What’s happening is that the voters are getting back at Congress for the pay raise they so dishonestly passed in late 1989, as well as for the tax increase of 1990. Congress thought it had put one over on the voters, passing the pay raise in the middle of the night without any opportunity for radio talk show hosts and C-Span junkies to alert the American people to rise up in protest, as they did when the pay raise was attempted earlier that year.
The problem isn’t that sone Congressmen bounced some cheeks. “Bounce” is itself a coverup word designed to diffuse blame. The problem is that hundreds of overdrawn checks did NOT bounce but were illegally paid out of honest Congressmen’s deposits by a patronage employee of Speaker Tom Foley. Freshmen Congressmen were bullied into depositing their paychecks in the House bank in order to provide cash for the float.
That’s why the buck is properly stopping with Foley, who has known about the check kiting since 1989. He hired a patronage doorkeeper, Jack Russ, at a tax-paid salary of $119,000, to supervise a $1.3 million budget of taxpayers, money and to take care of insolvent Congressmen who were in on the scam.
Russ gave then letters falsely stating they were “clean,” and cashed 31 bad checks of his own with a value of $104,825. After he resigned, Russ said Foley was keeping him on the public payroll in another job so he wouldn’t lose his plush pension.
The free overdrafts were only one of the many perks of Congress’s privileged, prescription drugs, free parking at National Airport, a nearly-free gym elitist lifestyle. others include free health care, free (members pay $100 a year for what should cost $1,000), very low-cost haircuts, the privilege of signing chits for meals at House restaurants where unpaid bills reached $300,000, free official photographers, free fresh-cut flowers from the U.S. Botanic Garden, discount merchandise at the stationery stores, the use of five rustic lodges in Virginia and the Grand.
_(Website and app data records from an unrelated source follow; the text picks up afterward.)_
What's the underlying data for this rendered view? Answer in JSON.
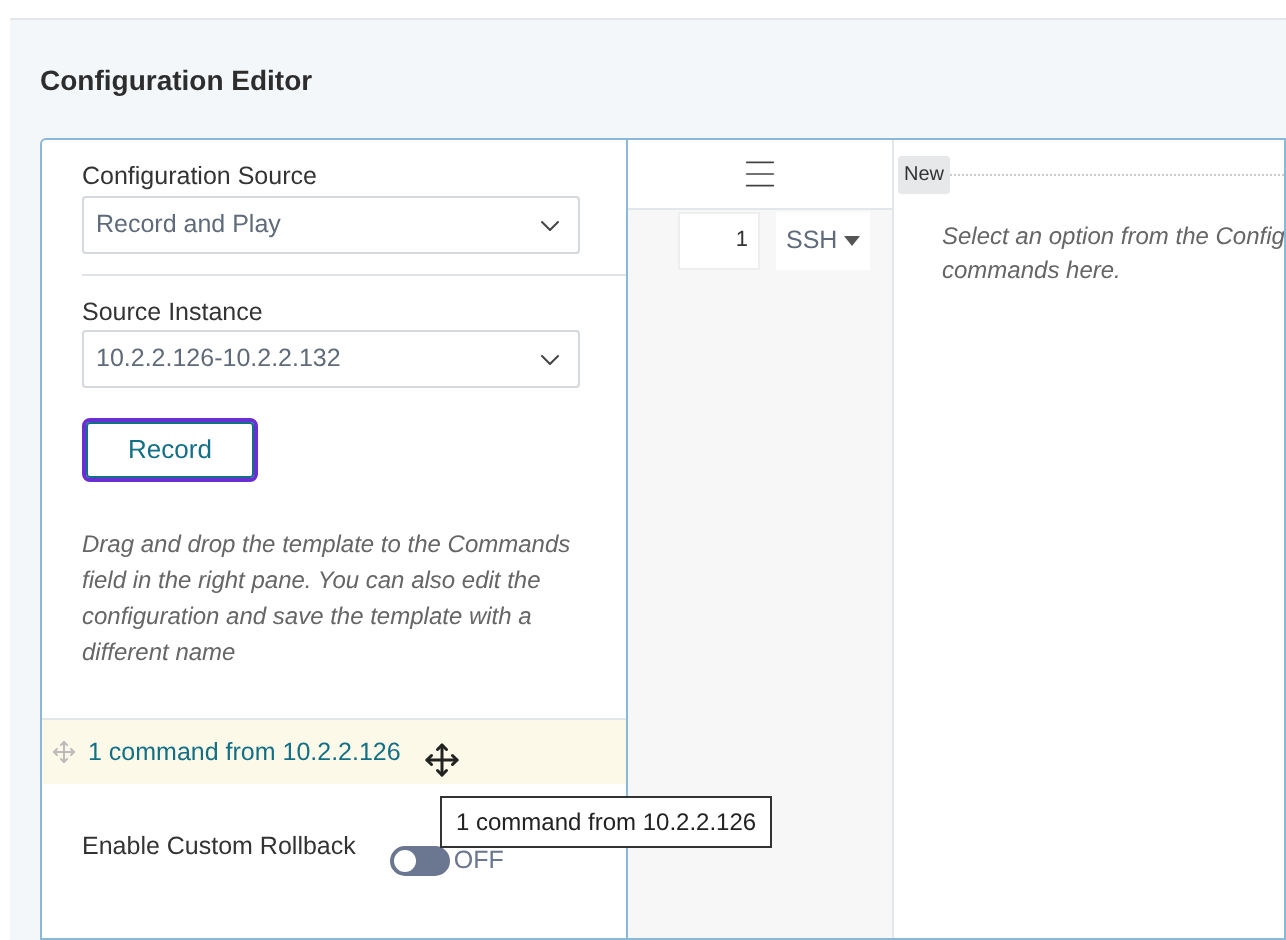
{
  "title": "Configuration Editor",
  "left": {
    "source_label": "Configuration Source",
    "source_value": "Record and Play",
    "instance_label": "Source Instance",
    "instance_value": "10.2.2.126-10.2.2.132",
    "record_button": {
      "label": "Record",
      "focused": true
    },
    "hint": "Drag and drop the template to the Commands field in the right pane. You can also edit the configuration and save the template with a different name",
    "command_item": {
      "label": "1 command from 10.2.2.126",
      "tooltip": "1 command from 10.2.2.126"
    },
    "rollback": {
      "label": "Enable Custom Rollback",
      "on": false,
      "state_text": "OFF"
    }
  },
  "middle": {
    "order_value": "1",
    "protocol": "SSH"
  },
  "right": {
    "badge": "New",
    "message_lines": [
      "Select an option from the Config",
      "commands here."
    ]
  }
}
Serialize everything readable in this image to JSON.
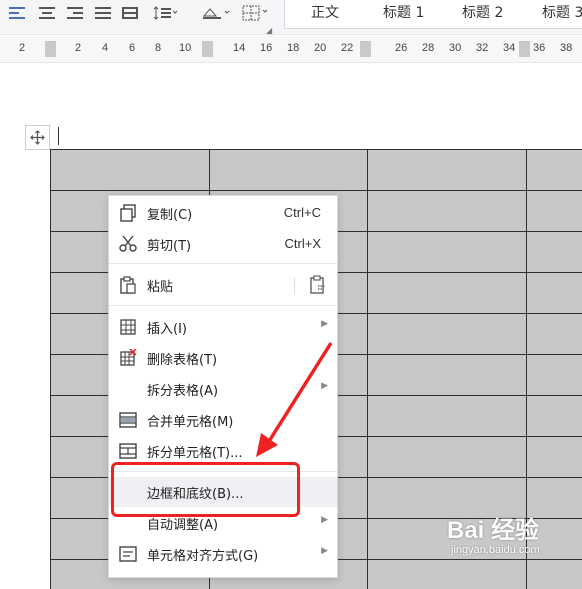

Tetons at low cost, free mailings and satellite transmissions that aid their reelection, and tax-paid junkets during which they spend a few hours on public business and the rest on monkey business.
Tom Foley appointed another patronage cloakroom worker, Robert V. Rota, to be the House Postmaster, where he oversaw a $4.4 million budget and 150 employees. Rota just resigned after it came out that the post office was illegally cashing personal and campaign checks, as well as conducting a scheme in which large sales of stamps were made in a backroom and then redeemed for cash.
How the political mood has changed can be seen in how Speaker Foley has reversed field. Two weeks ago, he was trying to engineer a coverup that would have thrown 24 congressmen to the wolves but protected the rest of the 355 current and former members of Congress who cashed bad checks with a face value of $25 million.
Now he has issued a press release indicating that he intends to de-perkolate the Imperial Congress. He appears to have borrowed most of the ideas from Rep. Jim Nussle’s (R-IA) “stop Special Treatment” bill, the text of which is so funny that it’s grist for a Russell Baker column or at least Saturday Night Live. Here are some excerpts.
“All Members of the House of Representatives and Senators shall pay full market, value for all medical services, medical tests, and medications provided by the Office of the Attending Physician. . . All beauty shops and barber shops Located on the premises of any property belonging to the House of Representatives shall be closed ninety days after the date of enactment of this Act…
“Members of Congress should be charged rates comparable to those in other parking facilities at Washington National Airport… All Members of the House of Representatives shall pay full market value for the use of the health facilities located on the premises of the Capitol or any House office building. The Federal Government shall not bear any of the cost of health insurance for Members of the House of Representatives.”
We’ve come a long way, baby, since the feminists in Congress excoriated Rep. Harris Fawell (R-IL) as a “sexist” for daring to offer an amendment to cut out a $375,000 appropriation to redecorate the House beauty salon, where the 28 female members of Congress enjoy low- cost hairdos.
Public reaction is most interesting. A poll showed that 50 percent of Americans believe that the check kiting done by Congressmen was illegal, but an even bigger majority, 84 percent, believe they did something “unethical.” We just may have a moral majority in the United States, after all.
The American people do not believe that Congress should be an elitist class entitled to special perks, but, or the contrary, believe that public officials should be held to higher standards than we set for ourselves.
This will be a surprise to Bill Clinton, who expects the American people to overlook his sins because so many voters are guilty of the same ones. In the post-Rubbergate era, it’s not going to work that way.